=== Begin Enclosure ===

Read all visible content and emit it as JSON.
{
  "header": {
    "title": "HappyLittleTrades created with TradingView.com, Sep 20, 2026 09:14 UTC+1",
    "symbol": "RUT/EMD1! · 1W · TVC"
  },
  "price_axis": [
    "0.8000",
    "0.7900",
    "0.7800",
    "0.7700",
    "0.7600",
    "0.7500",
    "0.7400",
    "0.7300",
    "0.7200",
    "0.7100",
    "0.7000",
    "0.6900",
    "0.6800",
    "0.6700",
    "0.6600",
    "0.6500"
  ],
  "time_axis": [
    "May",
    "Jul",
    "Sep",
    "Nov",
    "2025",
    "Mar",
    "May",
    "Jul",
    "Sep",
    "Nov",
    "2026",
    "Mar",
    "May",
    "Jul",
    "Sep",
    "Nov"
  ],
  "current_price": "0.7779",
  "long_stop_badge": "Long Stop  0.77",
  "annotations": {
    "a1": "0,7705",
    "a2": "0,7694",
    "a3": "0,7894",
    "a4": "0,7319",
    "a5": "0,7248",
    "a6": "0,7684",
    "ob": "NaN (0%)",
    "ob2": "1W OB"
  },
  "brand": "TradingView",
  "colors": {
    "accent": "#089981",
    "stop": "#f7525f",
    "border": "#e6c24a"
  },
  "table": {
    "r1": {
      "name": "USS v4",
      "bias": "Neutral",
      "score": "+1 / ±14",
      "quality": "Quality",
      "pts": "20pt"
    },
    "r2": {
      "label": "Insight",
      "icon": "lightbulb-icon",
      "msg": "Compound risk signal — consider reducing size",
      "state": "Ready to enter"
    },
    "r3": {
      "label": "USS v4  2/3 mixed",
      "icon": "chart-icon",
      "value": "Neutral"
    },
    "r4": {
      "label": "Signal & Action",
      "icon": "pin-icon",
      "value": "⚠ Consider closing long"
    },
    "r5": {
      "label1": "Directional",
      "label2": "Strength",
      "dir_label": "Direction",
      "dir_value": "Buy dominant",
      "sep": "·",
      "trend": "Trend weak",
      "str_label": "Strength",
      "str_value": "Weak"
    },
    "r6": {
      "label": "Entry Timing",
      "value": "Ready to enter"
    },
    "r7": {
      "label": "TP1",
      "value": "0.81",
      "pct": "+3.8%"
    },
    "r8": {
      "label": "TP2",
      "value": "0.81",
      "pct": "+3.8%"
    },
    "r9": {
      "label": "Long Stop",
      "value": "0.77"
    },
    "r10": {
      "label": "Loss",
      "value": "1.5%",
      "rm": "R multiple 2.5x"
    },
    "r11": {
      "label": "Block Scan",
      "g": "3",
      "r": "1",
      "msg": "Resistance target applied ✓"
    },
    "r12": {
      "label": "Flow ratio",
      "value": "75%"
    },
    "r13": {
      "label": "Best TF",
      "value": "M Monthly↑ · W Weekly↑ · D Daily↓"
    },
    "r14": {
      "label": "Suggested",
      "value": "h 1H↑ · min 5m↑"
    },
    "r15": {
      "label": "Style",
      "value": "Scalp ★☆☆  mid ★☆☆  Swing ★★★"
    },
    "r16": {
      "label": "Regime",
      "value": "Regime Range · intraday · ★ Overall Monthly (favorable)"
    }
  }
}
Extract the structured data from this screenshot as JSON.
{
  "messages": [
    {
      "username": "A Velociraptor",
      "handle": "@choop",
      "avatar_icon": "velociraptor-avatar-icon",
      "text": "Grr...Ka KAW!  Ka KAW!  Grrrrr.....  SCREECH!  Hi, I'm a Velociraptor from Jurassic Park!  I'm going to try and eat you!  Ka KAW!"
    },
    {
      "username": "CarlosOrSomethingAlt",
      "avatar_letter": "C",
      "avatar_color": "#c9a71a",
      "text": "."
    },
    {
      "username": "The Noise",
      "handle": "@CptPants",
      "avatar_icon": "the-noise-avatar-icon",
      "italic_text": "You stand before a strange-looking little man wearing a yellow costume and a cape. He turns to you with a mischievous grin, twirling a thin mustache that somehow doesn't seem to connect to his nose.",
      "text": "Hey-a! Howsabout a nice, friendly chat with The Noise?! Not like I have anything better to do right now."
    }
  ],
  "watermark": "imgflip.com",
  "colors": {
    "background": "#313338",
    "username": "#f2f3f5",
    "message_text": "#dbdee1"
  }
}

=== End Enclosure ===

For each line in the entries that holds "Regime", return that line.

### [WORKED SOLUTION]
      "label": "Regime",
      "value": "Regime Range · intraday · ★ Overall Monthly (favorable)"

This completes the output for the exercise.